Another thing I loved this week was the Documentary Now episode "Waiting for the Artist," with Cate Blanchett as Marina Abramovich. It's such a loving and well-researched parody of the artist and the MoMA show, right down to her old soviet gymnast haircuts in documentation of her performances in the 70s. Looking back on it, that MoMA show was one of the best I've seen — unabashedly over-the-top, both disinterested in and craving of public approval, so vulnerable that even the most maudlin acts seemed revelatory — I regret that I was too shy and blase to sit with her at the time. This episode is a satire, but somehow it brought out everything I love about her work. She has that effect, i guess.

In other travels, Leave No Trace was playing on a long bus ride I took earlier this week. Holds up even with no headphones.
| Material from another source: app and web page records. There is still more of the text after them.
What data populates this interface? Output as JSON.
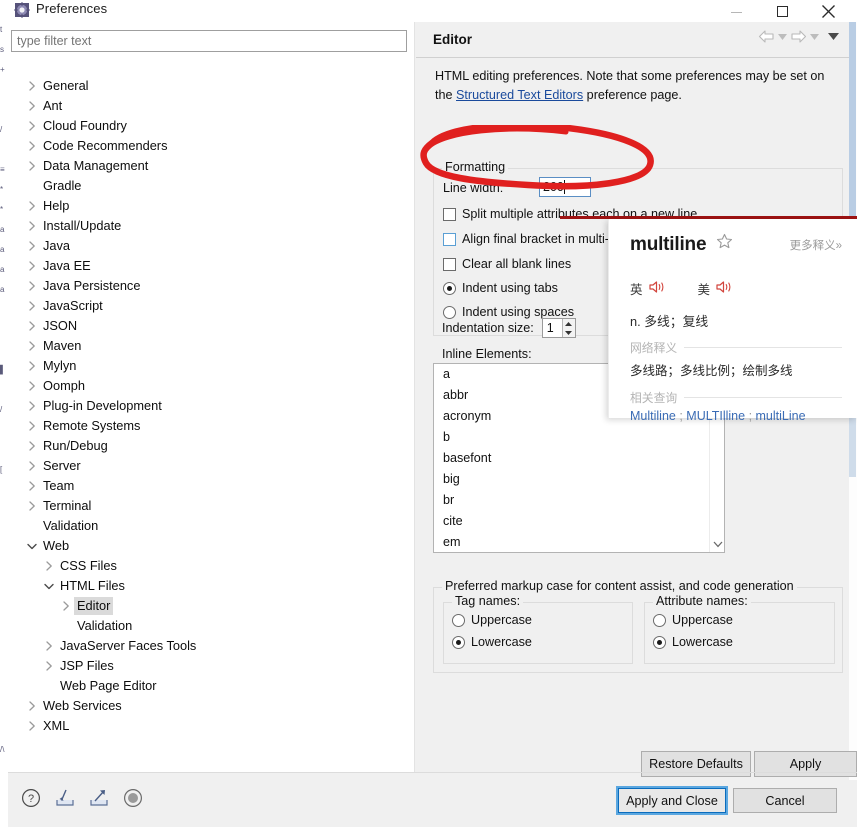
{
  "window": {
    "title": "Preferences",
    "icon": "preferences-gear-icon",
    "controls": {
      "minimize": "minimize",
      "maximize": "maximize",
      "close": "close"
    }
  },
  "sidebar": {
    "filter": {
      "value": "",
      "placeholder": "type filter text"
    },
    "items": [
      {
        "label": "General",
        "indent": 0,
        "arrow": "right"
      },
      {
        "label": "Ant",
        "indent": 0,
        "arrow": "right"
      },
      {
        "label": "Cloud Foundry",
        "indent": 0,
        "arrow": "right"
      },
      {
        "label": "Code Recommenders",
        "indent": 0,
        "arrow": "right"
      },
      {
        "label": "Data Management",
        "indent": 0,
        "arrow": "right"
      },
      {
        "label": "Gradle",
        "indent": 0,
        "arrow": "none"
      },
      {
        "label": "Help",
        "indent": 0,
        "arrow": "right"
      },
      {
        "label": "Install/Update",
        "indent": 0,
        "arrow": "right"
      },
      {
        "label": "Java",
        "indent": 0,
        "arrow": "right"
      },
      {
        "label": "Java EE",
        "indent": 0,
        "arrow": "right"
      },
      {
        "label": "Java Persistence",
        "indent": 0,
        "arrow": "right"
      },
      {
        "label": "JavaScript",
        "indent": 0,
        "arrow": "right"
      },
      {
        "label": "JSON",
        "indent": 0,
        "arrow": "right"
      },
      {
        "label": "Maven",
        "indent": 0,
        "arrow": "right"
      },
      {
        "label": "Mylyn",
        "indent": 0,
        "arrow": "right"
      },
      {
        "label": "Oomph",
        "indent": 0,
        "arrow": "right"
      },
      {
        "label": "Plug-in Development",
        "indent": 0,
        "arrow": "right"
      },
      {
        "label": "Remote Systems",
        "indent": 0,
        "arrow": "right"
      },
      {
        "label": "Run/Debug",
        "indent": 0,
        "arrow": "right"
      },
      {
        "label": "Server",
        "indent": 0,
        "arrow": "right"
      },
      {
        "label": "Team",
        "indent": 0,
        "arrow": "right"
      },
      {
        "label": "Terminal",
        "indent": 0,
        "arrow": "right"
      },
      {
        "label": "Validation",
        "indent": 0,
        "arrow": "none"
      },
      {
        "label": "Web",
        "indent": 0,
        "arrow": "down"
      },
      {
        "label": "CSS Files",
        "indent": 1,
        "arrow": "right"
      },
      {
        "label": "HTML Files",
        "indent": 1,
        "arrow": "down"
      },
      {
        "label": "Editor",
        "indent": 2,
        "arrow": "right",
        "selected": true
      },
      {
        "label": "Validation",
        "indent": 2,
        "arrow": "none"
      },
      {
        "label": "JavaServer Faces Tools",
        "indent": 1,
        "arrow": "right"
      },
      {
        "label": "JSP Files",
        "indent": 1,
        "arrow": "right"
      },
      {
        "label": "Web Page Editor",
        "indent": 1,
        "arrow": "none"
      },
      {
        "label": "Web Services",
        "indent": 0,
        "arrow": "right"
      },
      {
        "label": "XML",
        "indent": 0,
        "arrow": "right"
      }
    ]
  },
  "page": {
    "title": "Editor",
    "nav": {
      "back": "back-arrow-icon",
      "back_menu": "back-dropdown-icon",
      "forward": "forward-arrow-icon",
      "forward_menu": "forward-dropdown-icon",
      "menu": "view-menu-icon"
    },
    "description_before": "HTML editing preferences.  Note that some preferences may be set on the ",
    "description_link": "Structured Text Editors",
    "description_after": " preference page.",
    "formatting": {
      "legend": "Formatting",
      "line_width_label": "Line width:",
      "line_width_value": "200",
      "checkboxes": [
        {
          "label": "Split multiple attributes each on a new line",
          "checked": false
        },
        {
          "label": "Align final bracket in multi-line element tags",
          "checked": false,
          "hover": true
        },
        {
          "label": "Clear all blank lines",
          "checked": false
        }
      ],
      "radios": [
        {
          "label": "Indent using tabs",
          "checked": true
        },
        {
          "label": "Indent using spaces",
          "checked": false
        }
      ],
      "indentation_label": "Indentation size:",
      "indentation_value": "1"
    },
    "inline_elements": {
      "label": "Inline Elements:",
      "items": [
        "a",
        "abbr",
        "acronym",
        "b",
        "basefont",
        "big",
        "br",
        "cite",
        "em"
      ],
      "scroll_down_icon": "chevron-down-icon"
    },
    "markup_case": {
      "legend": "Preferred markup case for content assist, and code generation",
      "tag_names": {
        "legend": "Tag names:",
        "options": [
          {
            "label": "Uppercase",
            "checked": false
          },
          {
            "label": "Lowercase",
            "checked": true
          }
        ]
      },
      "attribute_names": {
        "legend": "Attribute names:",
        "options": [
          {
            "label": "Uppercase",
            "checked": false
          },
          {
            "label": "Lowercase",
            "checked": true
          }
        ]
      }
    },
    "buttons": {
      "restore_defaults": "Restore Defaults",
      "apply": "Apply"
    }
  },
  "footer": {
    "icons": [
      "help-icon",
      "import-icon",
      "export-icon",
      "record-icon"
    ],
    "apply_and_close": "Apply and Close",
    "cancel": "Cancel"
  },
  "dictionary_popup": {
    "word": "multiline",
    "star_icon": "star-outline-icon",
    "more_label": "更多释义»",
    "uk_label": "英",
    "uk_speaker_icon": "speaker-icon",
    "us_label": "美",
    "us_speaker_icon": "speaker-icon",
    "definition": "n. 多线；复线",
    "web_section_title": "网络释义",
    "web_definition": "多线路；多线比例；绘制多线",
    "related_section_title": "相关查询",
    "related_terms": [
      "Multiline",
      "MULTIlline",
      "multiLine"
    ],
    "separator": ";"
  },
  "annotation": {
    "shape": "red-hand-drawn-ellipse",
    "color": "#e0201f",
    "underline_color": "#9e1313"
  },
  "colors": {
    "dialog_bg": "#f0f0f0",
    "panel_bg": "#ffffff",
    "link": "#1a4a9c",
    "selection": "#dadada",
    "focus_border": "#0a6cbd",
    "annotation_red": "#e0201f",
    "dict_link": "#3b6cb5"
  }
}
Even on the tiny televisions on the bus. Just a perfect movie.

Thanks for reading.